▶ What is required:
Look for the word "اطلاعات" in the entries below, then copy every line that has it.

▶ Source information:
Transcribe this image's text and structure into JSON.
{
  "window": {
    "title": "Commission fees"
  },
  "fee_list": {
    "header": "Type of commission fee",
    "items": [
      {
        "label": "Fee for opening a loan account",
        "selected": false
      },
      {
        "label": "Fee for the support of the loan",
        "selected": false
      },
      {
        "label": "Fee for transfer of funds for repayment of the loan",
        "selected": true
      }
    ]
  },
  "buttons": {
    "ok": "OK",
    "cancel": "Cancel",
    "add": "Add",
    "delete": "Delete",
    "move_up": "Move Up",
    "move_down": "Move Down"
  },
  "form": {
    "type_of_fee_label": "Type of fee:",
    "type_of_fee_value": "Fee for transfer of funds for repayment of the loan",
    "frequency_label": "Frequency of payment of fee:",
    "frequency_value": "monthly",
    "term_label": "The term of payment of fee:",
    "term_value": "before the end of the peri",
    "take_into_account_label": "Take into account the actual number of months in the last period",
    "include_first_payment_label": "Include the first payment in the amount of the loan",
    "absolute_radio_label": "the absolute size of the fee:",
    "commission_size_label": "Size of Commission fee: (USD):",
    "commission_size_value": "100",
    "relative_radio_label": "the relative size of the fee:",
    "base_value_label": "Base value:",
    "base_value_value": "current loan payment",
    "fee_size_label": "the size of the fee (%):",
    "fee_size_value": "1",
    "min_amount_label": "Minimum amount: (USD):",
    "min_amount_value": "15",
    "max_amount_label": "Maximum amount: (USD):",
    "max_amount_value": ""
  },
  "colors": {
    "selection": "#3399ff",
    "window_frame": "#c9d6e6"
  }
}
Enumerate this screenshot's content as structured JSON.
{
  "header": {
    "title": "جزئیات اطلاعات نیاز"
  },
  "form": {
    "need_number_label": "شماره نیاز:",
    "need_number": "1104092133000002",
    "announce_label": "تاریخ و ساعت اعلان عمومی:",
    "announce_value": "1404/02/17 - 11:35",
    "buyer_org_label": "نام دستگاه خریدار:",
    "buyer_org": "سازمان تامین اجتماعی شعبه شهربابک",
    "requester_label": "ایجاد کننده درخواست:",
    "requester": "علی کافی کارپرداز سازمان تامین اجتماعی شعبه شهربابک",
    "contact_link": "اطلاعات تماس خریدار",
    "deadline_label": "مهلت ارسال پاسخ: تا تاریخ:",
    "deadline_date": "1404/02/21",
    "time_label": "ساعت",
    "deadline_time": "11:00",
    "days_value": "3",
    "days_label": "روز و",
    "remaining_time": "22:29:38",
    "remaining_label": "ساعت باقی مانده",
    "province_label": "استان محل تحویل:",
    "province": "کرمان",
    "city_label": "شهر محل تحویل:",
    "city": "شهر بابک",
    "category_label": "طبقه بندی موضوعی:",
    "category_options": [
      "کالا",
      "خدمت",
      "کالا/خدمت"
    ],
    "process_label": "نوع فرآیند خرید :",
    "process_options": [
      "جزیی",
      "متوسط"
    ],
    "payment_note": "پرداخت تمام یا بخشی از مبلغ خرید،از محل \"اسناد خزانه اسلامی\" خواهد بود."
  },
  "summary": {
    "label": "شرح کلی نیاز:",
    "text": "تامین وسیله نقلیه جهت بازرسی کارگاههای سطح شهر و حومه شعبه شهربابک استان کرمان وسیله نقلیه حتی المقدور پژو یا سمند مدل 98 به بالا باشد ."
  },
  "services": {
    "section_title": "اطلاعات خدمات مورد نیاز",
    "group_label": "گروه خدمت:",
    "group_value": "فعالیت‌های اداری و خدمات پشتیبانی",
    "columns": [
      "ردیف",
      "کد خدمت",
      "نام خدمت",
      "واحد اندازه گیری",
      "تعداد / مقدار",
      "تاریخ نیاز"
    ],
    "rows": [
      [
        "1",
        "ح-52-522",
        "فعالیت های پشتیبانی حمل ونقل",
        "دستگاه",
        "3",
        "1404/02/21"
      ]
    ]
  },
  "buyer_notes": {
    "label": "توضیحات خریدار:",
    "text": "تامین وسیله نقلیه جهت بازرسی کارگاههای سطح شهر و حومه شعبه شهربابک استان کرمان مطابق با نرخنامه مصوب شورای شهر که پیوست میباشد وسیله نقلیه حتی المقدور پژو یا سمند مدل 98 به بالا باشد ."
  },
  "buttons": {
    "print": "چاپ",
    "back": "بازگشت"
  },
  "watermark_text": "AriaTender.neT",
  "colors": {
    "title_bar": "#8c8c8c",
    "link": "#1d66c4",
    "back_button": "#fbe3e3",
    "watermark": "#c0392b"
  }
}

▶ Answer box:
    "title": "جزئیات اطلاعات نیاز"
    "contact_link": "اطلاعات تماس خریدار",
    "section_title": "اطلاعات خدمات مورد نیاز",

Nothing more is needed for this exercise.